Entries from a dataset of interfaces
★ ★ ★ ★

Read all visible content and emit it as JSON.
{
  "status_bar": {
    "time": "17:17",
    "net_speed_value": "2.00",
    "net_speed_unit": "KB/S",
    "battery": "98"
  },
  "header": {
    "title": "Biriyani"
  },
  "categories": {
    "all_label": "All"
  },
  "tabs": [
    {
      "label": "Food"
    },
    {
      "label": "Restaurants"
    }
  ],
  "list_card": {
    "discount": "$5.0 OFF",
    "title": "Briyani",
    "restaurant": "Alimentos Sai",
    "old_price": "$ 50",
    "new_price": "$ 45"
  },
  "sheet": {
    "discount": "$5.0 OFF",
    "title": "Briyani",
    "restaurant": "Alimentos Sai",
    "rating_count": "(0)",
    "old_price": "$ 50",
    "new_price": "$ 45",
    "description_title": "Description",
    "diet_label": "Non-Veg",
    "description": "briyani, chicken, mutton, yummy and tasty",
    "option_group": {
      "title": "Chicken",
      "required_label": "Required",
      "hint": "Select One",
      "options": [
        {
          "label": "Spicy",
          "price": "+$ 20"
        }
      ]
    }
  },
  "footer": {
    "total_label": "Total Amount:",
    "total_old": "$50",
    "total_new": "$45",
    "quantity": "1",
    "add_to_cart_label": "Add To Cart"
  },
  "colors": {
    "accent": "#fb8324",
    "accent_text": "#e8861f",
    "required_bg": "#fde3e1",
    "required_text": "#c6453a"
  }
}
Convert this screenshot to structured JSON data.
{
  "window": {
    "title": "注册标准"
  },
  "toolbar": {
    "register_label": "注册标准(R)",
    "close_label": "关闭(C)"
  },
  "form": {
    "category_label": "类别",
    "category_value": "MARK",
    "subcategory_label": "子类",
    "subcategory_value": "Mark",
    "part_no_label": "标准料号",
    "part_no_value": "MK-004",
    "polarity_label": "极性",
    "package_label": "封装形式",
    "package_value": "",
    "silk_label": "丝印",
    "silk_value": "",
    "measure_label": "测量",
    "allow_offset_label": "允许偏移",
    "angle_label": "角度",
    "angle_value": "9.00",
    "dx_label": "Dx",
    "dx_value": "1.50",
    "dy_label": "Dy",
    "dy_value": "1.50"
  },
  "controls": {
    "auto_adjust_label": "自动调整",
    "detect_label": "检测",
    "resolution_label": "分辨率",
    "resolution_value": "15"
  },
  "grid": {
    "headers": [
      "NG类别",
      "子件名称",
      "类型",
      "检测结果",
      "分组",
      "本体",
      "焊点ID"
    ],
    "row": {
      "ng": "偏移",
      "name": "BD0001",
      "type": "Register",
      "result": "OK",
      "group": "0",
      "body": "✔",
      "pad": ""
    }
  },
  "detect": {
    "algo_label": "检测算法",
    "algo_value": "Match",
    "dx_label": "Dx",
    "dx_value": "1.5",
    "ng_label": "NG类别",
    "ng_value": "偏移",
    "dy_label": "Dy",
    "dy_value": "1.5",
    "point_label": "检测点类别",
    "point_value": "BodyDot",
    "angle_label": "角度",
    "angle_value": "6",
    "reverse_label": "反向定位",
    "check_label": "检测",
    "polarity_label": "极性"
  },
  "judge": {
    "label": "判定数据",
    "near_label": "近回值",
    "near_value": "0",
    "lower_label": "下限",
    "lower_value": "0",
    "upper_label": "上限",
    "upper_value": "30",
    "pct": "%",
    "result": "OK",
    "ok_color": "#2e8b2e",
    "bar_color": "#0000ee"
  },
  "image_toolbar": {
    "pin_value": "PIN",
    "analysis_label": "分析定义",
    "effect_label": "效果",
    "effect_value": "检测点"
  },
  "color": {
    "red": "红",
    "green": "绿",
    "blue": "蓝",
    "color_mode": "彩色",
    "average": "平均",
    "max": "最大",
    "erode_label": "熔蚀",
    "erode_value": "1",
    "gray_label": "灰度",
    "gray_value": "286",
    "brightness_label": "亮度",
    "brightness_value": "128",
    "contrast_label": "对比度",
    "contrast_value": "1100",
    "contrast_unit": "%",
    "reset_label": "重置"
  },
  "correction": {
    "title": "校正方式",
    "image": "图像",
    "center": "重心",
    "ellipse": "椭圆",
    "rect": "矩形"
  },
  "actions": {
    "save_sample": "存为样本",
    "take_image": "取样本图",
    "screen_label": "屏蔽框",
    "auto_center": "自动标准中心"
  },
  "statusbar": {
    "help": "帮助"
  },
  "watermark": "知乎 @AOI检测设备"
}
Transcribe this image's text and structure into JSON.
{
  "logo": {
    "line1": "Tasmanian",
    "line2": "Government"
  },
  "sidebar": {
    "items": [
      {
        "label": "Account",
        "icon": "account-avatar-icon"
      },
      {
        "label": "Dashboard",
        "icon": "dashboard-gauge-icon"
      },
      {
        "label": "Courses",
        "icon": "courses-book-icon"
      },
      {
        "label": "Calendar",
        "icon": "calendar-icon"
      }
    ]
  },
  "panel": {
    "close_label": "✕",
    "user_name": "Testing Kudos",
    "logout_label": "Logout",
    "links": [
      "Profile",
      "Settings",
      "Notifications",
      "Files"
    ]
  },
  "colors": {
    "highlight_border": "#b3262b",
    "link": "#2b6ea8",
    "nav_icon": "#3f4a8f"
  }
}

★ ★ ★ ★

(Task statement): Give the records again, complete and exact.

(Exercise output):
Read all visible content and emit it as JSON.
{
  "status_bar": {
    "time": "17:17",
    "net_speed_value": "2.00",
    "net_speed_unit": "KB/S",
    "battery": "98"
  },
  "header": {
    "title": "Biriyani"
  },
  "categories": {
    "all_label": "All"
  },
  "tabs": [
    {
      "label": "Food"
    },
    {
      "label": "Restaurants"
    }
  ],
  "list_card": {
    "discount": "$5.0 OFF",
    "title": "Briyani",
    "restaurant": "Alimentos Sai",
    "old_price": "$ 50",
    "new_price": "$ 45"
  },
  "sheet": {
    "discount": "$5.0 OFF",
    "title": "Briyani",
    "restaurant": "Alimentos Sai",
    "rating_count": "(0)",
    "old_price": "$ 50",
    "new_price": "$ 45",
    "description_title": "Description",
    "diet_label": "Non-Veg",
    "description": "briyani, chicken, mutton, yummy and tasty",
    "option_group": {
      "title": "Chicken",
      "required_label": "Required",
      "hint": "Select One",
      "options": [
        {
          "label": "Spicy",
          "price": "+$ 20"
        }
      ]
    }
  },
  "footer": {
    "total_label": "Total Amount:",
    "total_old": "$50",
    "total_new": "$45",
    "quantity": "1",
    "add_to_cart_label": "Add To Cart"
  },
  "colors": {
    "accent": "#fb8324",
    "accent_text": "#e8861f",
    "required_bg": "#fde3e1",
    "required_text": "#c6453a"
  }
}
Convert this screenshot to structured JSON data.
{
  "window": {
    "title": "注册标准"
  },
  "toolbar": {
    "register_label": "注册标准(R)",
    "close_label": "关闭(C)"
  },
  "form": {
    "category_label": "类别",
    "category_value": "MARK",
    "subcategory_label": "子类",
    "subcategory_value": "Mark",
    "part_no_label": "标准料号",
    "part_no_value": "MK-004",
    "polarity_label": "极性",
    "package_label": "封装形式",
    "package_value": "",
    "silk_label": "丝印",
    "silk_value": "",
    "measure_label": "测量",
    "allow_offset_label": "允许偏移",
    "angle_label": "角度",
    "angle_value": "9.00",
    "dx_label": "Dx",
    "dx_value": "1.50",
    "dy_label": "Dy",
    "dy_value": "1.50"
  },
  "controls": {
    "auto_adjust_label": "自动调整",
    "detect_label": "检测",
    "resolution_label": "分辨率",
    "resolution_value": "15"
  },
  "grid": {
    "headers": [
      "NG类别",
      "子件名称",
      "类型",
      "检测结果",
      "分组",
      "本体",
      "焊点ID"
    ],
    "row": {
      "ng": "偏移",
      "name": "BD0001",
      "type": "Register",
      "result": "OK",
      "group": "0",
      "body": "✔",
      "pad": ""
    }
  },
  "detect": {
    "algo_label": "检测算法",
    "algo_value": "Match",
    "dx_label": "Dx",
    "dx_value": "1.5",
    "ng_label": "NG类别",
    "ng_value": "偏移",
    "dy_label": "Dy",
    "dy_value": "1.5",
    "point_label": "检测点类别",
    "point_value": "BodyDot",
    "angle_label": "角度",
    "angle_value": "6",
    "reverse_label": "反向定位",
    "check_label": "检测",
    "polarity_label": "极性"
  },
  "judge": {
    "label": "判定数据",
    "near_label": "近回值",
    "near_value": "0",
    "lower_label": "下限",
    "lower_value": "0",
    "upper_label": "上限",
    "upper_value": "30",
    "pct": "%",
    "result": "OK",
    "ok_color": "#2e8b2e",
    "bar_color": "#0000ee"
  },
  "image_toolbar": {
    "pin_value": "PIN",
    "analysis_label": "分析定义",
    "effect_label": "效果",
    "effect_value": "检测点"
  },
  "color": {
    "red": "红",
    "green": "绿",
    "blue": "蓝",
    "color_mode": "彩色",
    "average": "平均",
    "max": "最大",
    "erode_label": "熔蚀",
    "erode_value": "1",
    "gray_label": "灰度",
    "gray_value": "286",
    "brightness_label": "亮度",
    "brightness_value": "128",
    "contrast_label": "对比度",
    "contrast_value": "1100",
    "contrast_unit": "%",
    "reset_label": "重置"
  },
  "correction": {
    "title": "校正方式",
    "image": "图像",
    "center": "重心",
    "ellipse": "椭圆",
    "rect": "矩形"
  },
  "actions": {
    "save_sample": "存为样本",
    "take_image": "取样本图",
    "screen_label": "屏蔽框",
    "auto_center": "自动标准中心"
  },
  "statusbar": {
    "help": "帮助"
  },
  "watermark": "知乎 @AOI检测设备"
}
Transcribe this image's text and structure into JSON.
{
  "logo": {
    "line1": "Tasmanian",
    "line2": "Government"
  },
  "sidebar": {
    "items": [
      {
        "label": "Account",
        "icon": "account-avatar-icon"
      },
      {
        "label": "Dashboard",
        "icon": "dashboard-gauge-icon"
      },
      {
        "label": "Courses",
        "icon": "courses-book-icon"
      },
      {
        "label": "Calendar",
        "icon": "calendar-icon"
      }
    ]
  },
  "panel": {
    "close_label": "✕",
    "user_name": "Testing Kudos",
    "logout_label": "Logout",
    "links": [
      "Profile",
      "Settings",
      "Notifications",
      "Files"
    ]
  },
  "colors": {
    "highlight_border": "#b3262b",
    "link": "#2b6ea8",
    "nav_icon": "#3f4a8f"
  }
}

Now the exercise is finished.